By Thornton May
Futurist, Senior Advisor with GP, Executive Director & Dean - IT Leadership Academy
Every projection, about the future of every industry references data. The critical question many senior executive teams have not really come to grips with is – what is the future of data? What questions are we/should we be asking? I recently asked a group of CXOs what questions they were wrestling with in the data space. Several categories of questions emerged.
Is our organization data aware enough? Are we taking data seriously enough? Are data, information, content and/or knowledge an agenda item at each and every board meeting? Are the words “Data,” “Information,” “Content” and/or “Knowledge” literally part of your enterprise Mission/Vision statement? Google’s mission since its foundation [banner headline on its corporate website] is to “organize the world’s information and make it universally accessible and useful.”
In 1734, a group of English parliamentarians commented:
We all know, that what now makes a nation formidable, is not the number nor riches of its inhabitants, but the number of ships of war provided with able seamen, and the number of regular and well disciplined troops they have at their command.
Many strategists are of the opinion [validated by the empirical evidence which is stock price multiples] that organizations facile in extracting value from data have a competitive advantage over those who are not.
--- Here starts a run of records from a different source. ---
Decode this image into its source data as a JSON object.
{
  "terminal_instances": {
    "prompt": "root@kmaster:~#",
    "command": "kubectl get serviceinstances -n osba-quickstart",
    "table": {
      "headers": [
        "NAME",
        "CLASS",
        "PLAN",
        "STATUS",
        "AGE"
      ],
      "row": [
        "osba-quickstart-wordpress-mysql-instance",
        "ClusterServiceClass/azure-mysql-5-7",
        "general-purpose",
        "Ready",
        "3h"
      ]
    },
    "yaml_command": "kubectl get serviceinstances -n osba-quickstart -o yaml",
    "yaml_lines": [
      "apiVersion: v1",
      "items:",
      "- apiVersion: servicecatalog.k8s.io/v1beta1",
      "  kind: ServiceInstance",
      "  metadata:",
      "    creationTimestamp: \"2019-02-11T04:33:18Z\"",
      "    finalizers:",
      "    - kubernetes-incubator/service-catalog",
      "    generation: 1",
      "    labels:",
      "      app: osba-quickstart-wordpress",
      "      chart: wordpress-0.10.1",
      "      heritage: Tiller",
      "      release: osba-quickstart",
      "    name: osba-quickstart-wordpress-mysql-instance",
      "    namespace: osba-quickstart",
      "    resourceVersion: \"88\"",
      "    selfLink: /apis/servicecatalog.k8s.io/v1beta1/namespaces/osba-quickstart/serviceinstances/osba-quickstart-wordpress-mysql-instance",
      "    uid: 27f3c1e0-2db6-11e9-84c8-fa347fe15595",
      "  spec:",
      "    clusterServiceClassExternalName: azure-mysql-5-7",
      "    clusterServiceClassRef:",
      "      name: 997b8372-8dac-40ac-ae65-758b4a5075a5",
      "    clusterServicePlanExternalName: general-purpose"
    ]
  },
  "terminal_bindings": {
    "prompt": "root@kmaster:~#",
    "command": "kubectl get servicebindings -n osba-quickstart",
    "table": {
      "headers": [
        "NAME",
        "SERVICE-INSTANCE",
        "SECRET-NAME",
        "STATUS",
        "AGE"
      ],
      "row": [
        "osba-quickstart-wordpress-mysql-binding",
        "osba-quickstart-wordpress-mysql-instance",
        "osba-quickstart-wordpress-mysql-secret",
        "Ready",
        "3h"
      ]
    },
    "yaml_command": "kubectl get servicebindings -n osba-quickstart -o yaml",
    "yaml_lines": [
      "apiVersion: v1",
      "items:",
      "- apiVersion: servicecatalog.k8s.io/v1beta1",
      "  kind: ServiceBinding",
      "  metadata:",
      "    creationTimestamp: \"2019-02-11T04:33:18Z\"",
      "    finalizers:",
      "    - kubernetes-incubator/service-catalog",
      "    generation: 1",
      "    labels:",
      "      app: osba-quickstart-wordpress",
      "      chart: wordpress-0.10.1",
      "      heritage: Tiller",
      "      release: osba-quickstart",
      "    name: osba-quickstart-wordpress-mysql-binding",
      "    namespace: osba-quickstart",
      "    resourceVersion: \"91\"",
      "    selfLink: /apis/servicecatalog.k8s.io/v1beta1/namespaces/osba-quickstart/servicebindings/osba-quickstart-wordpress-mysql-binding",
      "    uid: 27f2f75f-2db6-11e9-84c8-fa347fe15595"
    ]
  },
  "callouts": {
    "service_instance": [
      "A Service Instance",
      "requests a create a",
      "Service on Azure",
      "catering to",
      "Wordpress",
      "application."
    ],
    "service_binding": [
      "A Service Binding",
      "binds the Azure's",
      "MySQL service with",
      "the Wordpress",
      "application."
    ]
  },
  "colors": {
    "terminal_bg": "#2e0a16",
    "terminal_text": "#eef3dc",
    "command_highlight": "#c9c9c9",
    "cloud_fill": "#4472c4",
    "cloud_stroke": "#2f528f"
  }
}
Very few executives are unaware that we live in a data rich environment. Very few speeches fail to include at least one charismatic factoid regarding the size of the data sloshing around the global economy.
On a single day Google processes 20 petabytes [~63,000 searches a second]. 50 petabytes is equal to the entire written collection of work by all of mankind (in all languages) since the dawn of civilization.
The awareness question is not that a lot of data exists but rather what should an organization be doing with it. What are current competitors contemplating doing with their data and what are non-traditional competitors capable of doing with data?
Everyone’s list of questions includes timing. How fast is the data environment evolving and how long does the organization have before it needs to do something substantive. The CEO at IBM, Ginni Rometty believes organizations have a five-year window to become facile with “Cognitive Computing.”
How will changes in data impact the organization – its business model, its customers, and its employees?
Where is our organization vis a vis competitors regarding data competencies?
How will responsible and optimized data capture, management, exploitation and protection be accomplished? Who will drive data exploitation programs?
When faced with challenges managing people in highly regulated, multi-generational environments, organizations deployed human resource management systems [HRMS]. When faced with challenges managing assets in complex, global environments, organizations deployed enterprise resource planning systems [ERP]. Now faced with the challenge of managing data, what kind of systems will we deploy?
Data-Based Decision Making Question
Is the data being collected being used to make better decisions? Michael Wolff, a reporter at The Hollywood Reporter commented on how the Clinton campaign bought almost 80 percent of the more than 120,000 campaign ads during the general election in Florida in an attempt to get their interpretation of the data into the minds of the voters.
Every vertical market now possesses a data service ecosystem – service organizations specializing in domain specific data-enabled value creation. Is our organization connected with the right data service partners? In the political sphere one firm [the one connected to the Trump campaign] claims to have built psychological profiles using 5,000 separate pieces of data on 220 million American voters. Martin Moore, a media scholar at Kings College states: “They were using 40-50,000 different variants of ad every day that were continuously measuring responses and then adapting and evolving based on that response.” In today’s political environment politicians need to know the quirks, nuances and daily habits of voters such that they can be targeted individually.
Where should we be making our data investments?
Which technologies will be emergent and which will become obsolete?
Do we have the right skills to be competitive in a data-based world?
Are there other categories of data questions we should be thinking about?